Underworld provides a good lesson in how to deal with the current state of the music industry. The duo knows its place in it and continues to work hard so as not to be perceived as, according to Hyde, “a bunch of old farts playing dance music.” They are incredibly ambitious artists, treat their fans to the best live show in dance music and offer an endless stream of fresh material through their own controlled Website. At a time when music is cheapened through MTV and car commercials, Underworld remains solid gold.
BEHIND THE CURTAIN
A lot goes into an Underworld show. For a start, there are radio transmitters for wireless performances, tons of effects (thanks to Korg, Sony and Roland), MIDI gates and a trusty Clavia Nord Lead 2. Here, Rick Smith steps in for Mr. Hyde to talk about eight must-have items for Underworld tours.
Apple iMac G5
“We originally used PowerBooks but found that Logic Audio needed the G5 processor to run the latest material, mostly because we were using effect plug-ins within Logic,” Smith says. “The G5 iMac was chosen over the G5 Power Mac, which we use in the studio, as its all-in-one design was thought to be inherently more reliable. Also, its lack of expandability isn't a big issue as we use MOTU 896 FireWire audio interfaces.
“Although the main sequences run on Logic Audio, Live plays on three of the five computers onstage. Its ease of use and ability to time-shift samples on the fly make it an important element of the jam.”
Funktion-One Resolution 2s plus Infrabass 218
“We have two of the new self-powered models with passive sub-bass units wired to an XTA Electronics DP226 speaker management unit, and they're a bit like having studio monitors capable of sounding great at P.A. sound levels.
Kenton Electronics Custom Boxes
“Kenton has been an important part over the years in supplying custom boxes to overcome various MIDI and MIDI-sync problems, and we currently use five little custom boxes built by Kenton to make some things possible and some just easier.”
Liebert UPS units
“On a purely technical point: All the gear is powered via two Liebert UPS units — you wouldn't want to have to restart the gear in a hurry.”
Midas Heritage 1000
“This is at the center of everything onstage and is in use by Karl, Darren Price and myself pretty much all the time.
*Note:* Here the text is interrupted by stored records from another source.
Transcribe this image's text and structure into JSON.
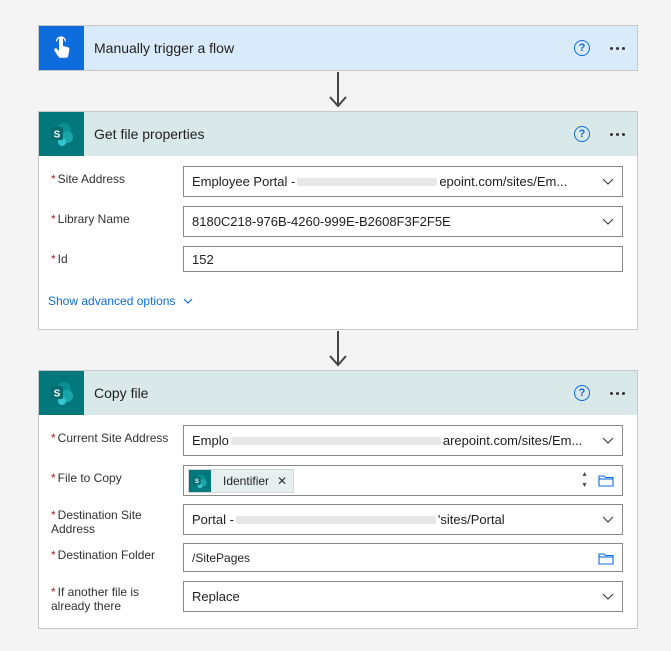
{
  "colors": {
    "trigger_accent": "#0f6cdd",
    "sharepoint_accent": "#03787c",
    "trigger_header_bg": "#d9ebfb",
    "sp_header_bg": "#d9e8e8",
    "required": "#a4262c"
  },
  "trigger": {
    "title": "Manually trigger a flow",
    "icon": "touch-hand-icon"
  },
  "get_props": {
    "title": "Get file properties",
    "icon": "sharepoint-icon",
    "fields": [
      {
        "label": "Site Address",
        "value_prefix": "Employee Portal - ",
        "value_suffix": "epoint.com/sites/Em...",
        "type": "dropdown"
      },
      {
        "label": "Library Name",
        "value": "8180C218-976B-4260-999E-B2608F3F2F5E",
        "type": "dropdown"
      },
      {
        "label": "Id",
        "value": "152",
        "type": "text"
      }
    ],
    "advanced_label": "Show advanced options"
  },
  "copy_file": {
    "title": "Copy file",
    "icon": "sharepoint-icon",
    "fields": [
      {
        "label": "Current Site Address",
        "value_prefix": "Emplo",
        "value_suffix": "arepoint.com/sites/Em...",
        "type": "dropdown"
      },
      {
        "label": "File to Copy",
        "token": "Identifier",
        "type": "token"
      },
      {
        "label": "Destination Site Address",
        "value_prefix": "Portal - ",
        "value_suffix": "'sites/Portal",
        "type": "dropdown"
      },
      {
        "label": "Destination Folder",
        "value": "/SitePages",
        "type": "folder"
      },
      {
        "label": "If another file is already there",
        "value": "Replace",
        "type": "dropdown"
      }
    ]
  },
  "header_actions": {
    "help": "?",
    "more": "more-options-icon"
  }
}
We've had this one for a couple of years now, and it's been in some pretty harsh conditions. Apart from being endlessly frozen then cooked in the back of a truck countless times, it's survived rain on the Danube, clouds of red dust from the Belfort festival, the condensation dripping from the dance tent ceiling in too many festivals and even an encounter with a pineapple in Sydney — but that's another story.”
“One of the few bits of gear that's survived the various upgrades over the years. We use two live.”
Roland VP-330 Vocoder Plus
“Still the best vocoder we've tried, and we've tried a lot.”